ASI Students Participate in Undergraduate Research Symposium
MANHATTAN, Kan. – Undergraduate students presented posters during the Kansas State University Animal Sciences and Industry Undergraduate Research Symposium on Tuesday, December 11. The symposium hosted in Weber Hall on the K-State campus highlighted ASI undergraduate research for the fall 2018 semester.
This year's symposium and the Undergraduate Research Awards distributed during the event were sponsored by the Dr. Mark and Kim Young Undergraduate Research Fund in Animal Sciences and Industry.
Four students were awarded $1,000 scholarships based on a combination of their scientific abstract, poster and presentation of data. Winning the scholarships were: Keayla Harr, Jeromesville, Ohio; Lilli Heinen, Olathe, Kansas; Mary Markland, Overland Park, Kansas; and Yu Shin Wang, Taichung City, Taiwan.
Undergraduate research is an opportunity to perform in-depth study, gain transferable skills, develop critical thinking and problem-solving abilities, define academic and professional interests, and form relationships with mentors, professors, and other students. The program gives students the opportunity to work with ASI faculty and graduate student mentors on a project that is rewarding and helps them prepare for their next goals.
Undergraduate research helps students understand the value and constraints of data. Whether they go on to graduate school, return to the ranch, or venture into industry, these students will use data every day to make decisions. An undergraduate research experience helps them understand how to value that data during the decision-making process and will help make them more successful animal scientists.
Summary of the students' projects and mentors:
• Ashley Hartman – The effect of bull age on freeze-quality of beef semen – Dr. David Grieger
• Cameron Hayden – Effects of embryo production method and day of transfer post-estrus into recipients on pregnancy rates with bovine embryos – Dr. Karol Fike
• Linnea Rimmer – Impact of titrating levels of dried distillers' grain with solubles as a replacement of soybean meal on Boer goat fatty acid profiles – Dr. Cassie Jones
• Miranda Stubbs – Extrusion parameters and physical properties of sorghum-base dog food diets designed for a digestibility study – Dr. Scott Beyer
• Alexander Sevart – Kombucha: analysis of sugar content and label accuracy– Dr. Fadi Aramouni
The undergraduate research meat science course focused on the effects of quality grade influences on beef top sirloin cap (biceps femoris) eating quality. Students developed abstracts and posters as part of the course requirement.

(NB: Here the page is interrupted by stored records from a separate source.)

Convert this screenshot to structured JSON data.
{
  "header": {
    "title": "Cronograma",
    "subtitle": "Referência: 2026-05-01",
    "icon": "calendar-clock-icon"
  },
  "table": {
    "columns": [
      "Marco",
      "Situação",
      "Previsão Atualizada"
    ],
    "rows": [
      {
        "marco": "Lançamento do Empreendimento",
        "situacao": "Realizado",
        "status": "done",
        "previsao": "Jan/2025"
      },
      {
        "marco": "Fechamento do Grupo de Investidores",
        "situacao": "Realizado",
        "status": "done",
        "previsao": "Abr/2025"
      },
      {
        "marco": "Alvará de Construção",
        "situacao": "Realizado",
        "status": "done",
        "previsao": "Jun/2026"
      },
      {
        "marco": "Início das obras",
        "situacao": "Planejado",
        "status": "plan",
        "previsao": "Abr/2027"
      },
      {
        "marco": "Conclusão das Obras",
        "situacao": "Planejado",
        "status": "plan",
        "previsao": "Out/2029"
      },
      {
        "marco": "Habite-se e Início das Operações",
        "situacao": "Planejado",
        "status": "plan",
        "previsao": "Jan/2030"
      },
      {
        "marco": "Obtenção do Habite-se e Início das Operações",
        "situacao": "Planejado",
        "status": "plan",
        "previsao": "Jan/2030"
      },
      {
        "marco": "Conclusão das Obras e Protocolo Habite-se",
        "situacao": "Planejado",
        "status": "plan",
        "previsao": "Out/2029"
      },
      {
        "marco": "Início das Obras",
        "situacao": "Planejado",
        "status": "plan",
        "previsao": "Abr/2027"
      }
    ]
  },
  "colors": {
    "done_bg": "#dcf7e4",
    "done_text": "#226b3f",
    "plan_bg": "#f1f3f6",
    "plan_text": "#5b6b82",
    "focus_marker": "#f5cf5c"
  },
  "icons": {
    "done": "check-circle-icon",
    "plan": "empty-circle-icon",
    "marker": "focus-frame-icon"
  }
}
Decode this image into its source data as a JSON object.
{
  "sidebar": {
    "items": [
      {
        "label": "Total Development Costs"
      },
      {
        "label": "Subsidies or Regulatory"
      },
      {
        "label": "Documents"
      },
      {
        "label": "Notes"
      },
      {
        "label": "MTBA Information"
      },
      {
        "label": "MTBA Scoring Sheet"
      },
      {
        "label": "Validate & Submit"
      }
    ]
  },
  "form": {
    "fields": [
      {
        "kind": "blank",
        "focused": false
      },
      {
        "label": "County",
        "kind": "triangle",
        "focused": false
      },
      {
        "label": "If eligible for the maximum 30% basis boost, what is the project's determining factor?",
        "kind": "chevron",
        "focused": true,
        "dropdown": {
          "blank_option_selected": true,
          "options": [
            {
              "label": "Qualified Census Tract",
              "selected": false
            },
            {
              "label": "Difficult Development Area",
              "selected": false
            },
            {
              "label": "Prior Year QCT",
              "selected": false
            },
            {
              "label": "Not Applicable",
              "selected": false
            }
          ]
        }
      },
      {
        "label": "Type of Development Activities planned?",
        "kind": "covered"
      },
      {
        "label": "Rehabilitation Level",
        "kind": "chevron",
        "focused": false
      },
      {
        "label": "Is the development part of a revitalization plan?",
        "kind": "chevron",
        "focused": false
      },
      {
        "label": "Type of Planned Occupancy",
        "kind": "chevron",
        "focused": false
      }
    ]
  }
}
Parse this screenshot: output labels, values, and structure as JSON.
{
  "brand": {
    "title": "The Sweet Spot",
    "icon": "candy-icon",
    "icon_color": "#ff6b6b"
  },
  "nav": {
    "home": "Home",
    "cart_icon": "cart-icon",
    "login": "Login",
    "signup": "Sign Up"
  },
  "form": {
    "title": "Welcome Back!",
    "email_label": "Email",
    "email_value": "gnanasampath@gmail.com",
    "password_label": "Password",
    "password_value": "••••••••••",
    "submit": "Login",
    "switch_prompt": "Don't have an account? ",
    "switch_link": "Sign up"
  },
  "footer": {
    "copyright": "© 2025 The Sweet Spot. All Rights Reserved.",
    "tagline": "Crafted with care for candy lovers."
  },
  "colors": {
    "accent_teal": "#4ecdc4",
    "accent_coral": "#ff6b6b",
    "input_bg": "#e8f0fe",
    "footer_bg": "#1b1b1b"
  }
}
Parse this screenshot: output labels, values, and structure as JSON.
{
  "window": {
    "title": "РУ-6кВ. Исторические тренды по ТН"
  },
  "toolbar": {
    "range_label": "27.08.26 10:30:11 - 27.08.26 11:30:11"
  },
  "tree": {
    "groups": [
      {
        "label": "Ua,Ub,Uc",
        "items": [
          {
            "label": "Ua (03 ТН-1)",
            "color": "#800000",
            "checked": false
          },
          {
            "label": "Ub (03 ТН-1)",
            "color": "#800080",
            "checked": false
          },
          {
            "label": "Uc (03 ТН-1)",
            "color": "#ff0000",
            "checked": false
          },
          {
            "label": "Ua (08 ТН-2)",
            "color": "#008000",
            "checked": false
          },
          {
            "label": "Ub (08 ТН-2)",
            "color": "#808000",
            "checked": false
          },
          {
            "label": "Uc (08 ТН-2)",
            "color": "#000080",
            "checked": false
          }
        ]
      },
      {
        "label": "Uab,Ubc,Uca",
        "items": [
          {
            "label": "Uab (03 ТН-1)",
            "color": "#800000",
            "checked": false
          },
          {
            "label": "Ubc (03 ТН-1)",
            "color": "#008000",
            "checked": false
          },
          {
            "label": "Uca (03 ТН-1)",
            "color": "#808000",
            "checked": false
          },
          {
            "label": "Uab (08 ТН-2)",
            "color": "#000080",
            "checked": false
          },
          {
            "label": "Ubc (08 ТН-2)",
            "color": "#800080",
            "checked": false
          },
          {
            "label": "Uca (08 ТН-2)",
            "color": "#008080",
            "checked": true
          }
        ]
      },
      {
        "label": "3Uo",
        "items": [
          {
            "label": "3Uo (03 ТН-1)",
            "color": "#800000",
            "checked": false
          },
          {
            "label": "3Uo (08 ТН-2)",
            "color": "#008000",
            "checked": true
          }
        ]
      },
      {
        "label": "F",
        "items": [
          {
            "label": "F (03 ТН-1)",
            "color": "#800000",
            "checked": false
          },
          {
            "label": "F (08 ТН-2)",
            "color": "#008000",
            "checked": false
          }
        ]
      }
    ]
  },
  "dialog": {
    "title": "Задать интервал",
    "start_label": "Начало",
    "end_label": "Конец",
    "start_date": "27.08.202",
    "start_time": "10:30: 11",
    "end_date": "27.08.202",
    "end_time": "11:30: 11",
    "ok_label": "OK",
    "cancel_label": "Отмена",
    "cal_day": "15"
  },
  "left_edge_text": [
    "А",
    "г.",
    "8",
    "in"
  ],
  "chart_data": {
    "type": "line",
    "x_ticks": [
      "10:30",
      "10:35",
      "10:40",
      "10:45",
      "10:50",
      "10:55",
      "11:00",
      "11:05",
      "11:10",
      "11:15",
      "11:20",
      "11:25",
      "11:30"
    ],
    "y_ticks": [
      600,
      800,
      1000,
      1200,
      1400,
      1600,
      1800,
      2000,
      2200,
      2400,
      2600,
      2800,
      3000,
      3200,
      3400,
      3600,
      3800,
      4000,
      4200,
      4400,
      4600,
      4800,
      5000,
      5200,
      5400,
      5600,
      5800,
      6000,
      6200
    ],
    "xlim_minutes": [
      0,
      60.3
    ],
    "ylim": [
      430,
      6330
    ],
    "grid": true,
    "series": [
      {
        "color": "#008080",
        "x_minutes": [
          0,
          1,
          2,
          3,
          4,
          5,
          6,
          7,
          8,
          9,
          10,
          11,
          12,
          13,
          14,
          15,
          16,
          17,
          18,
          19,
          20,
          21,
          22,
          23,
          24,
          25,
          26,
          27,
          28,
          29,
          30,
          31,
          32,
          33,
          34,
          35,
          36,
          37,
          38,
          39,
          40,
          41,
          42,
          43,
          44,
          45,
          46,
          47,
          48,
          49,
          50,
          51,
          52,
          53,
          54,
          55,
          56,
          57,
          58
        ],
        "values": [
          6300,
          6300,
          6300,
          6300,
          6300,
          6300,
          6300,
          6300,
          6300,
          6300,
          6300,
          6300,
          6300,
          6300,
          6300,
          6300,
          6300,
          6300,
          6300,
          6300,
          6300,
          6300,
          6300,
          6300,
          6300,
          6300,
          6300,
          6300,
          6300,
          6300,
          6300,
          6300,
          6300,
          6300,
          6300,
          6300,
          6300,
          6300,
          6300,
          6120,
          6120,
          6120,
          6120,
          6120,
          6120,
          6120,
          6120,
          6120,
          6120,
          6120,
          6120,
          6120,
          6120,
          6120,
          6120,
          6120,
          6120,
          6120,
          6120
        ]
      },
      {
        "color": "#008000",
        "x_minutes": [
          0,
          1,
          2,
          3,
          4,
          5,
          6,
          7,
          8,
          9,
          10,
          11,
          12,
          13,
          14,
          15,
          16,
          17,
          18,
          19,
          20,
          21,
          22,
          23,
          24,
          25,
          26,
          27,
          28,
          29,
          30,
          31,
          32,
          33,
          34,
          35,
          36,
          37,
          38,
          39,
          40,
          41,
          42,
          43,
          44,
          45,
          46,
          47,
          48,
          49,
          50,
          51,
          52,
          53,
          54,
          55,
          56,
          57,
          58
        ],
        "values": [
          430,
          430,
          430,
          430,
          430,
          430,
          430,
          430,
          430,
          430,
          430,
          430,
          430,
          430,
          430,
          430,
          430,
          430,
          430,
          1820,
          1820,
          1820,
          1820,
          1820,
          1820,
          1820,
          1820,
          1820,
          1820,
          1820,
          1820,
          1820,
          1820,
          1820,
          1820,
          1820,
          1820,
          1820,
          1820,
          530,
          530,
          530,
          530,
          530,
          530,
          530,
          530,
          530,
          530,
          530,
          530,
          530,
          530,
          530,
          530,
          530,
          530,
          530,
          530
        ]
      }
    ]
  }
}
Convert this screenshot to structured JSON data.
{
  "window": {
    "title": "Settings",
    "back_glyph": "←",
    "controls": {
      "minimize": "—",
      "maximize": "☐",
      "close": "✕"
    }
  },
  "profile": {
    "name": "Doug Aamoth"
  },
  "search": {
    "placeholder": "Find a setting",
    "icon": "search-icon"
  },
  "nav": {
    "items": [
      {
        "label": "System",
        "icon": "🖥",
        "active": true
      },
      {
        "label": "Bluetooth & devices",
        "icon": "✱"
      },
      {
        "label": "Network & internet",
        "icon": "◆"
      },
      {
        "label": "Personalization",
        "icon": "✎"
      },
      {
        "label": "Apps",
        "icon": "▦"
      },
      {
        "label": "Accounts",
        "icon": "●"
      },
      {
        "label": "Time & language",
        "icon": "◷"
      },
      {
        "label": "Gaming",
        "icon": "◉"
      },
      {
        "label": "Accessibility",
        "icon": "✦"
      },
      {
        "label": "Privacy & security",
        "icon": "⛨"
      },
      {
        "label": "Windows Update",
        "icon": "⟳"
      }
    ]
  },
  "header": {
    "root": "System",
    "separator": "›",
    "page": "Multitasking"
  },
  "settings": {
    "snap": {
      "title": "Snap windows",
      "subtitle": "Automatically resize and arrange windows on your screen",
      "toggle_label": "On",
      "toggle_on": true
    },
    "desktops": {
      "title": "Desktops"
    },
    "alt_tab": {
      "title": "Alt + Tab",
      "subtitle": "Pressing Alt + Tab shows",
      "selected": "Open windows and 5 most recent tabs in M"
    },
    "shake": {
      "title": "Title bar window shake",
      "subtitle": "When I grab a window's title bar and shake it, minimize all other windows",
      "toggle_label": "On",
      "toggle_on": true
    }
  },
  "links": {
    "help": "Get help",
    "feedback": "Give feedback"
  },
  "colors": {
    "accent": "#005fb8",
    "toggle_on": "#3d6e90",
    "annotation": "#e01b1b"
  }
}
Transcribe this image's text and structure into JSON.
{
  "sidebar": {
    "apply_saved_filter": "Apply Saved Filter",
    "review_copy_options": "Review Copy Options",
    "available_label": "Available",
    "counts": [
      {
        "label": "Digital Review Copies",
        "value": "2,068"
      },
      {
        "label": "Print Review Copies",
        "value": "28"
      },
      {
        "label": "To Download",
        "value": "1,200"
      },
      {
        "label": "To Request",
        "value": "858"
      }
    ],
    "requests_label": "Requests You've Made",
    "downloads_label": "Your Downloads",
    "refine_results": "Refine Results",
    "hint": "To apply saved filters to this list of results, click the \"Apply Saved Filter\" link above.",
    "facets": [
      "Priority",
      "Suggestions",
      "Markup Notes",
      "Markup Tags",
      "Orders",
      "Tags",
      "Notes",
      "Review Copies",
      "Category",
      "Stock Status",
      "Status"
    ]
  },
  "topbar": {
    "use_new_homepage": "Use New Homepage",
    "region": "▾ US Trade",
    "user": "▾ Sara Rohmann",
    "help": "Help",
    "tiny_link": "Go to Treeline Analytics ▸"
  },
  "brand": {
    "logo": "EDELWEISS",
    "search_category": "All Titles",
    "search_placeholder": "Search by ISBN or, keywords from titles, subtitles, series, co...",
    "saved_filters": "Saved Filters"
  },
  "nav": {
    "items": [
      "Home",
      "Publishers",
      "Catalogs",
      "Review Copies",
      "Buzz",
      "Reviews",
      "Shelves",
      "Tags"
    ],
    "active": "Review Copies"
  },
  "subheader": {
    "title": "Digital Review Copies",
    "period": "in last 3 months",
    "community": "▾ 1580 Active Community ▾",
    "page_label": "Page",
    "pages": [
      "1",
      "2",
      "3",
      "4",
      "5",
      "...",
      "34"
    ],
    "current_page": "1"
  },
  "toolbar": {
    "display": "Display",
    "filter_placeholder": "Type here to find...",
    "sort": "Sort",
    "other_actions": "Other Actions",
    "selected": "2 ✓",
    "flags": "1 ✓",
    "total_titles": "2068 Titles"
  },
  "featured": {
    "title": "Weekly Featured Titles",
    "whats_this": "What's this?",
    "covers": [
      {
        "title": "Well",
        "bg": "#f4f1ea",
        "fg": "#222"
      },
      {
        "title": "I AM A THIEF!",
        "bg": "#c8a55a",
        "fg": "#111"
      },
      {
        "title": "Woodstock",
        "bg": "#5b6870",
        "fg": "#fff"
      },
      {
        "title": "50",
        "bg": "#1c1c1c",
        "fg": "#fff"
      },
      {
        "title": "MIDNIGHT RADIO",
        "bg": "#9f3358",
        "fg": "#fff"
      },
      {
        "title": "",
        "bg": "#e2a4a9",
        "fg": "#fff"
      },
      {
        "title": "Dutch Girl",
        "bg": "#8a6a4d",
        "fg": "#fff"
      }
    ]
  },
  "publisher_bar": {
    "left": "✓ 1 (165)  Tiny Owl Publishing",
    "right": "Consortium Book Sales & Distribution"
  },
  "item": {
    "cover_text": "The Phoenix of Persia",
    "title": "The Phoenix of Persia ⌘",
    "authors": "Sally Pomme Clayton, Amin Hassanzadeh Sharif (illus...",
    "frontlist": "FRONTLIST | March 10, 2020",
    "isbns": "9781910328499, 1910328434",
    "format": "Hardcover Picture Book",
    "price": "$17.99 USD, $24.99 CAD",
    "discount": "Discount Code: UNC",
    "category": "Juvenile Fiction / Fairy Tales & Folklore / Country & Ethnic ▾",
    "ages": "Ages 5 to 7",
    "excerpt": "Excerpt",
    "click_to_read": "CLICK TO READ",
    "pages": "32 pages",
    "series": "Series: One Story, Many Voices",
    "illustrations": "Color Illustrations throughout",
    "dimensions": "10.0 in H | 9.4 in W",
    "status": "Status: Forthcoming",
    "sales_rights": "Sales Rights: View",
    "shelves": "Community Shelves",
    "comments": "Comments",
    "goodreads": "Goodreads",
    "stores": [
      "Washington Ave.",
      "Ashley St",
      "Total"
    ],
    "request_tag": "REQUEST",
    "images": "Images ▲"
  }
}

Researchers were: Kelsey Bradford, Zachary Callaghan, Greyson Collins, Samuel Davis, Carlie Dill, Keayla Harr, Lilli Heinen, Claudia Hissong, Jordan Johnson, Madison Loschke, Taylor Belle Matheny, Ellie Toothaker, Tessa Vanderree, Yu Shin Wang, Hannah Williams and Brenna Zimmerman.
The meat goat nutrition undergraduate research class focused their research on evaluating the impact of varying protein source and acid source on feedlot goat growth and carcass traits. Researchers were: Ashley Craig, Elizabeth Donaldson, Erika Ewing, Addison Gauthier, Jay Henry, Mary Markland, Hannah Miller, Allianna Mitchell, Taylor Mortsolf, Joel Nelson, Madeline Neufeld, Abbey Pentz, Mia Pentz, Madison Pflughoeft, Ashley Royce, Shelby Smith, Eric Valenzuela, Mikaela Weeder and Hsuan-Wei Wu.
Six of the undergraduate research students will be presenting their research at regional or national meetings.
Undergraduates interested in learning more about the ASI research program, or those interested in sponsoring the program, can contact Dr. Cassie Jones, Coordinator of Undergraduate Research, at 785-532-5289 or email@example.com.
Winners of the K-State Department of Animal Sciences and Industry Undergraduate Research Symposium
(pictured, l to r) are: Dr. Mark Young, sponsor, Agency, Mo.; Keayla Harr, Jeromesville, Ohio;
Lilli Heinen, Olathe, Kansas; Mary Markland, Overland Park, Kansas; Yu Shin Wang, Taichung City, Taiwan;
and Dr. Evan Titgemeyer, KSU ASI Interim Department Head.
The Kansas State University Animal Sciences and Industry department serves students, livestock producers and the animal and food industries through teaching, research and education.The K-State ASI department prepares students for careers in the animal and food industries. The curriculum includes the study of nutrition, reproduction, genetics, behavior, meat science, food science with production, management, and agribusiness skills.